Melideo, Scott L., Jackson, Michael R., Jorns, Marilyn Schuman
Biochemistry 2014 v.53 no.28 pp. 4739-4753
bioinformatics, biosynthesis, cysteine, genes, glutathione, humans, hydrogen sulfide, metabolites, models, phylogeny, prokaryotic cells, proteins, sequence homology, sulfur, thermodynamics, thiosulfate sulfurtransferase, thiosulfates, yeasts
Human sulfide:quinone oxidoreductase (SQOR) catalyzes the conversion of H₂S to thiosulfate, the first step in mammalian H₂S metabolism. SQOR’s inability to produce the glutathione persulfide (GSS–) substrate for sulfur dioxygenase (SDO) suggested that a thiosulfate:glutathione sulfurtransferase (TST) was required to provide the missing link between the SQOR and SDO reactions. Although TST could be purified from yeast, attempts to isolate the mammalian enzyme were not successful. We used bioinformatic approaches to identify genes likely to encode human TST (TSTD1) and its yeast ortholog (RDL1). Recombinant TSTD1 and RDL1 catalyze a predicted thiosulfate-dependent conversion of glutathione to GSS–. Both enzymes contain a rhodanese homology domain and a single catalytically essential cysteine, which is converted to cysteine persulfide upon reaction with thiosulfate.

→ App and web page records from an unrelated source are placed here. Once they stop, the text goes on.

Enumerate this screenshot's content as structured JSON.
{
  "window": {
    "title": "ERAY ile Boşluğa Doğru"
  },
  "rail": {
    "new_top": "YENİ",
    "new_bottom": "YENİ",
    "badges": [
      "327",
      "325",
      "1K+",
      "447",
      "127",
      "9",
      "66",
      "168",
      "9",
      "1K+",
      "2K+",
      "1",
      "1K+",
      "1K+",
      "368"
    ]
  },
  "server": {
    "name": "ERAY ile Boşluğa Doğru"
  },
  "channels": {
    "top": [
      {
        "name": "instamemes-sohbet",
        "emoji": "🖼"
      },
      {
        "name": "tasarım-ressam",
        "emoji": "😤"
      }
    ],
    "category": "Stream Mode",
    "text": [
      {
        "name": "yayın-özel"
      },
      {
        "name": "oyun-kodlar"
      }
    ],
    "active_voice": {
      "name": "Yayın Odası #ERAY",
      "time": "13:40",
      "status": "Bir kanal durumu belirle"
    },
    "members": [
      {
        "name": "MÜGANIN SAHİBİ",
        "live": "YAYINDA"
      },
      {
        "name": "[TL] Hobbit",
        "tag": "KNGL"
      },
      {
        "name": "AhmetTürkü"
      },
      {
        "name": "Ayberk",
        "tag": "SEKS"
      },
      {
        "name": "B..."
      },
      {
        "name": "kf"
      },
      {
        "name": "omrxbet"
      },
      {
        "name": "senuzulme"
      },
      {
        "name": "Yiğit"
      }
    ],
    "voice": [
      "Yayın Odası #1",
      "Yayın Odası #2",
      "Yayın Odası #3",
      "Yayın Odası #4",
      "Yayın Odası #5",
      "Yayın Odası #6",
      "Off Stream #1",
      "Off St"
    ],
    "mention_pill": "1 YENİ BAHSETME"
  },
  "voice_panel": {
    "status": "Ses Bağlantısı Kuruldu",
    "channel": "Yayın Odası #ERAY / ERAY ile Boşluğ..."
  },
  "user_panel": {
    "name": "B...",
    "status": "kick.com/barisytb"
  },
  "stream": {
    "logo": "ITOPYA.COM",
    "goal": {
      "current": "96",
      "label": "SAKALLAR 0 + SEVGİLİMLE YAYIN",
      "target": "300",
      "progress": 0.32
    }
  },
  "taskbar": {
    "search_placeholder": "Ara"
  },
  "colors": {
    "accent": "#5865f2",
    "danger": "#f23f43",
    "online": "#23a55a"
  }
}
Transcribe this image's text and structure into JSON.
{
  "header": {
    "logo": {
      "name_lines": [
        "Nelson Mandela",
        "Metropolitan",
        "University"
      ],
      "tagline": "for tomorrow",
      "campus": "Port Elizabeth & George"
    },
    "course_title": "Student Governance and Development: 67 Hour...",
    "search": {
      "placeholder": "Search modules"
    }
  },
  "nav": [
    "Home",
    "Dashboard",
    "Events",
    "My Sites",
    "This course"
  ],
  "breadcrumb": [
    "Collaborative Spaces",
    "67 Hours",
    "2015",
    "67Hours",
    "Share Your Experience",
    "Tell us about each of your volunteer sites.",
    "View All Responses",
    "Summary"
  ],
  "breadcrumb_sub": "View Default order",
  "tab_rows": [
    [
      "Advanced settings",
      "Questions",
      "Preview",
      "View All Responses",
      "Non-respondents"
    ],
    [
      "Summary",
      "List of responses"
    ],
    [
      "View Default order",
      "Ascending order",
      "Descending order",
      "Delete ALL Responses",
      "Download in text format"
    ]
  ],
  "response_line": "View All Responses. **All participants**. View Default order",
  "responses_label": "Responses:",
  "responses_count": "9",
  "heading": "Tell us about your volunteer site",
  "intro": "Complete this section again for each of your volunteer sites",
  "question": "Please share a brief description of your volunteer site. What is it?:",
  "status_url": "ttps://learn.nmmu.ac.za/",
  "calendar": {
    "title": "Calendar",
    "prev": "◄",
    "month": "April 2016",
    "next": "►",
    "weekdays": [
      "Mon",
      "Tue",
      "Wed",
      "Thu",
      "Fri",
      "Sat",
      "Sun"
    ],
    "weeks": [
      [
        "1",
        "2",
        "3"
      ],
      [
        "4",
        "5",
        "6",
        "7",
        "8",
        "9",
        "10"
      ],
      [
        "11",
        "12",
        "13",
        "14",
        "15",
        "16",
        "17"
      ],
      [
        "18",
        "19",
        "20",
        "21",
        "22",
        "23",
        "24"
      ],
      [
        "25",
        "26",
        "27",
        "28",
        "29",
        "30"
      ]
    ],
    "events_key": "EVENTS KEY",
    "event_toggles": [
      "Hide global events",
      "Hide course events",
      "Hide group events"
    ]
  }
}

GSS– is a potent inhibitor of TSTD1 and RDL1, as judged by initial rate accelerations and ≥25-fold lower Kₘ values for glutathione observed in the presence of SDO. The combined action of GSS– and SDO is likely to regulate the biosynthesis of the reactive metabolite. SDO drives to completion p-toluenethiosulfonate:glutathione sulfurtransferase reactions catalyzed by TSTD1 and RDL1. The thermodynamic coupling of the irreversible SDO and reversible TST reactions provides a model for the physiologically relevant reaction with thiosulfate as the sulfane donor. The discovery of bacterial Rosetta Stone proteins that comprise fusions of SDO and TSTD1 provides phylogenetic evidence of the association of these enzymes. The presence of adjacent bacterial genes encoding SDO–TSTD1 fusion proteins and human-like SQORs suggests these prokaryotes and mammals exhibit strikingly similar pathways for H₂S metabolism.